_DESCRIPTION OF THE TASK_
Search the data for the word "name" and copy each line that has it.

_SUPPLIED ENTRIES_

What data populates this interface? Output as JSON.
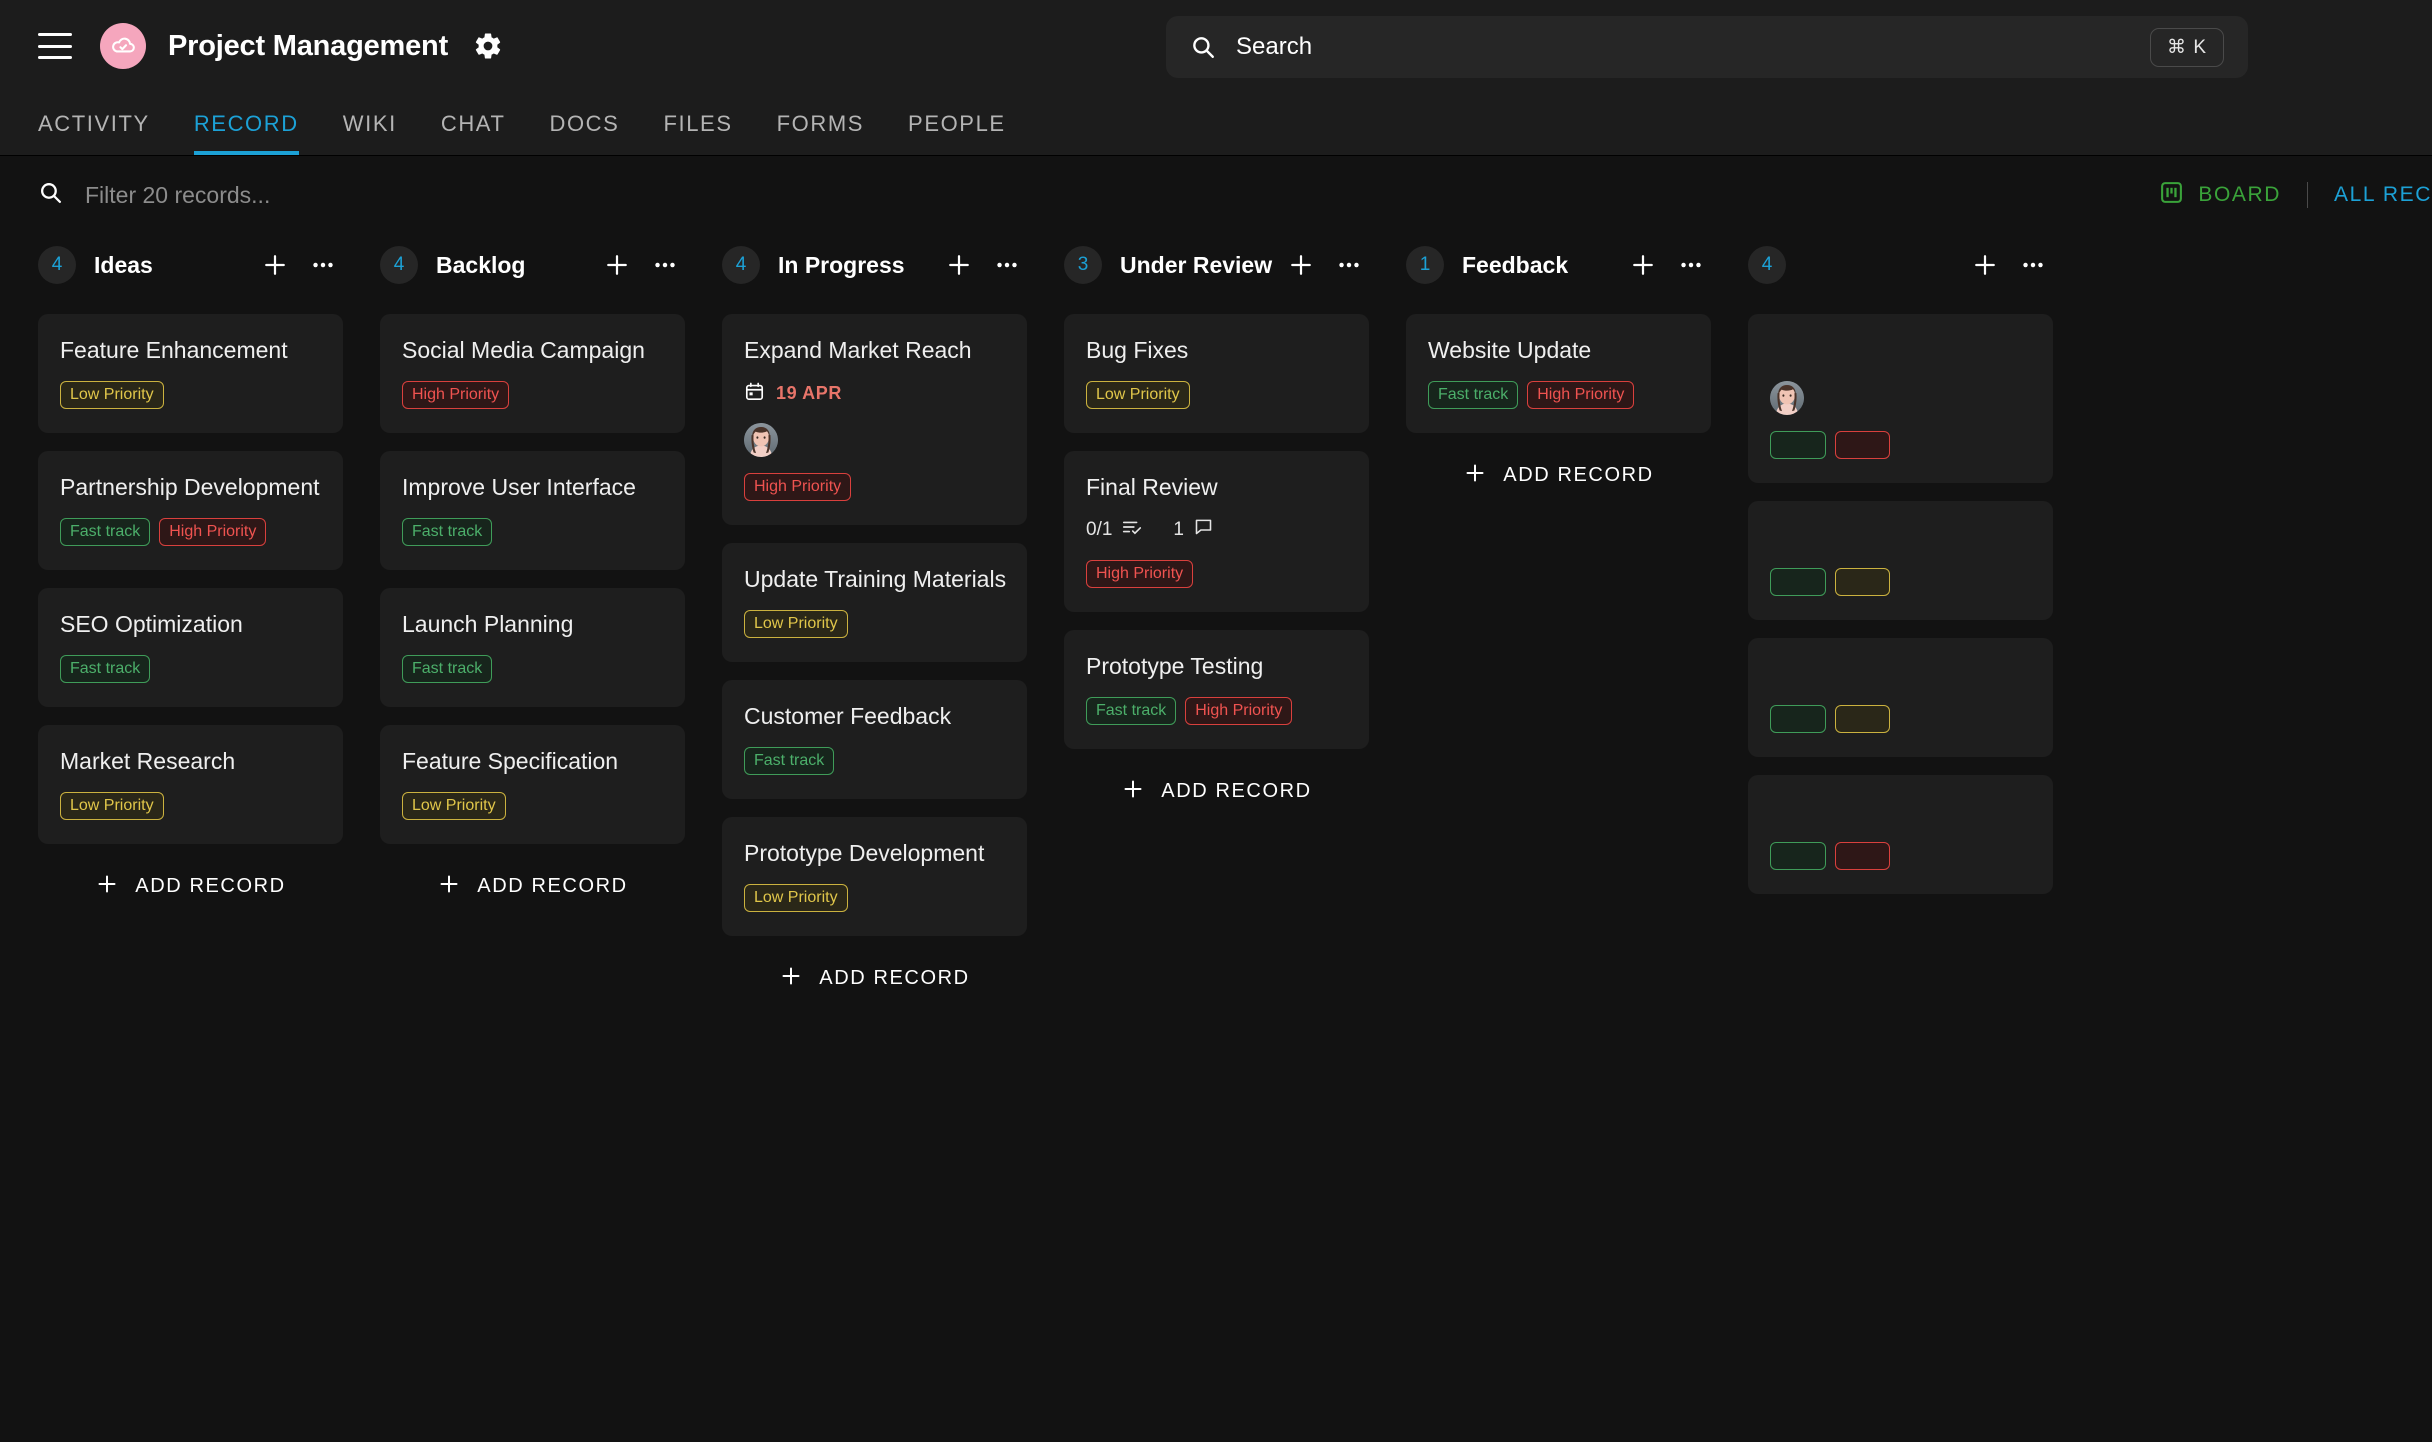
{
  "header": {
    "menu_icon": "hamburger-icon",
    "logo_icon": "cloud-check-logo",
    "title": "Project Management",
    "settings_icon": "gear-icon"
  },
  "search": {
    "icon": "search-icon",
    "value": "",
    "placeholder": "Search",
    "shortcut": "⌘ K"
  },
  "tabs": [
    {
      "label": "ACTIVITY",
      "active": false
    },
    {
      "label": "RECORD",
      "active": true
    },
    {
      "label": "WIKI",
      "active": false
    },
    {
      "label": "CHAT",
      "active": false
    },
    {
      "label": "DOCS",
      "active": false
    },
    {
      "label": "FILES",
      "active": false
    },
    {
      "label": "FORMS",
      "active": false
    },
    {
      "label": "PEOPLE",
      "active": false
    }
  ],
  "filter": {
    "icon": "search-icon",
    "value": "",
    "placeholder": "Filter 20 records..."
  },
  "view_controls": {
    "board_icon": "board-view-icon",
    "board_label": "BOARD",
    "all_records_label": "ALL REC"
  },
  "colors": {
    "accent_blue": "#1ca1d6",
    "board_green": "#3aa33a",
    "logo_pink": "#f5a6bd",
    "date_red": "#e8756a",
    "tag_low": "#e0c64a",
    "tag_high": "#ef5350",
    "tag_fast": "#4caf6a",
    "page_bg": "#121212",
    "card_bg": "#1e1e1e",
    "bar_bg": "#1c1c1c"
  },
  "add_record_label": "ADD RECORD",
  "columns": [
    {
      "name": "Ideas",
      "count": "4",
      "add_icon": "plus-icon",
      "more_icon": "ellipsis-icon",
      "cards": [
        {
          "title": "Feature Enhancement",
          "tags": [
            {
              "label": "Low Priority",
              "style": "low"
            }
          ]
        },
        {
          "title": "Partnership Development",
          "tags": [
            {
              "label": "Fast track",
              "style": "fast"
            },
            {
              "label": "High Priority",
              "style": "high"
            }
          ]
        },
        {
          "title": "SEO Optimization",
          "tags": [
            {
              "label": "Fast track",
              "style": "fast"
            }
          ]
        },
        {
          "title": "Market Research",
          "tags": [
            {
              "label": "Low Priority",
              "style": "low"
            }
          ]
        }
      ]
    },
    {
      "name": "Backlog",
      "count": "4",
      "add_icon": "plus-icon",
      "more_icon": "ellipsis-icon",
      "cards": [
        {
          "title": "Social Media Campaign",
          "tags": [
            {
              "label": "High Priority",
              "style": "high"
            }
          ]
        },
        {
          "title": "Improve User Interface",
          "tags": [
            {
              "label": "Fast track",
              "style": "fast"
            }
          ]
        },
        {
          "title": "Launch Planning",
          "tags": [
            {
              "label": "Fast track",
              "style": "fast"
            }
          ]
        },
        {
          "title": "Feature Specification",
          "tags": [
            {
              "label": "Low Priority",
              "style": "low"
            }
          ]
        }
      ]
    },
    {
      "name": "In Progress",
      "count": "4",
      "add_icon": "plus-icon",
      "more_icon": "ellipsis-icon",
      "cards": [
        {
          "title": "Expand Market Reach",
          "date": "19 APR",
          "date_icon": "calendar-icon",
          "avatars": 1,
          "tags": [
            {
              "label": "High Priority",
              "style": "high"
            }
          ]
        },
        {
          "title": "Update Training Materials",
          "tags": [
            {
              "label": "Low Priority",
              "style": "low"
            }
          ]
        },
        {
          "title": "Customer Feedback",
          "tags": [
            {
              "label": "Fast track",
              "style": "fast"
            }
          ]
        },
        {
          "title": "Prototype Development",
          "tags": [
            {
              "label": "Low Priority",
              "style": "low"
            }
          ]
        }
      ]
    },
    {
      "name": "Under Review",
      "count": "3",
      "add_icon": "plus-icon",
      "more_icon": "ellipsis-icon",
      "cards": [
        {
          "title": "Bug Fixes",
          "tags": [
            {
              "label": "Low Priority",
              "style": "low"
            }
          ]
        },
        {
          "title": "Final Review",
          "checklist": "0/1",
          "checklist_icon": "checklist-icon",
          "comments": "1",
          "comments_icon": "comment-icon",
          "tags": [
            {
              "label": "High Priority",
              "style": "high"
            }
          ]
        },
        {
          "title": "Prototype Testing",
          "tags": [
            {
              "label": "Fast track",
              "style": "fast"
            },
            {
              "label": "High Priority",
              "style": "high"
            }
          ]
        }
      ]
    },
    {
      "name": "Feedback",
      "count": "1",
      "add_icon": "plus-icon",
      "more_icon": "ellipsis-icon",
      "cards": [
        {
          "title": "Website Update",
          "tags": [
            {
              "label": "Fast track",
              "style": "fast"
            },
            {
              "label": "High Priority",
              "style": "high"
            }
          ]
        }
      ]
    },
    {
      "name": "",
      "count": "4",
      "add_icon": "plus-icon",
      "more_icon": "ellipsis-icon",
      "cards": [
        {
          "title": "",
          "avatars": 1,
          "tags": [
            {
              "label": "",
              "style": "fast"
            },
            {
              "label": "",
              "style": "high"
            }
          ]
        },
        {
          "title": "",
          "tags": [
            {
              "label": "",
              "style": "fast"
            },
            {
              "label": "",
              "style": "low"
            }
          ]
        },
        {
          "title": "",
          "tags": [
            {
              "label": "",
              "style": "fast"
            },
            {
              "label": "",
              "style": "low"
            }
          ]
        },
        {
          "title": "",
          "tags": [
            {
              "label": "",
              "style": "fast"
            },
            {
              "label": "",
              "style": "high"
            }
          ]
        }
      ]
    }
  ]
}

_SOLUTION TO THIS EXERCISE_
      "name": "Ideas",
      "name": "Backlog",
      "name": "In Progress",
      "name": "Under Review",
      "name": "Feedback",
      "name": "",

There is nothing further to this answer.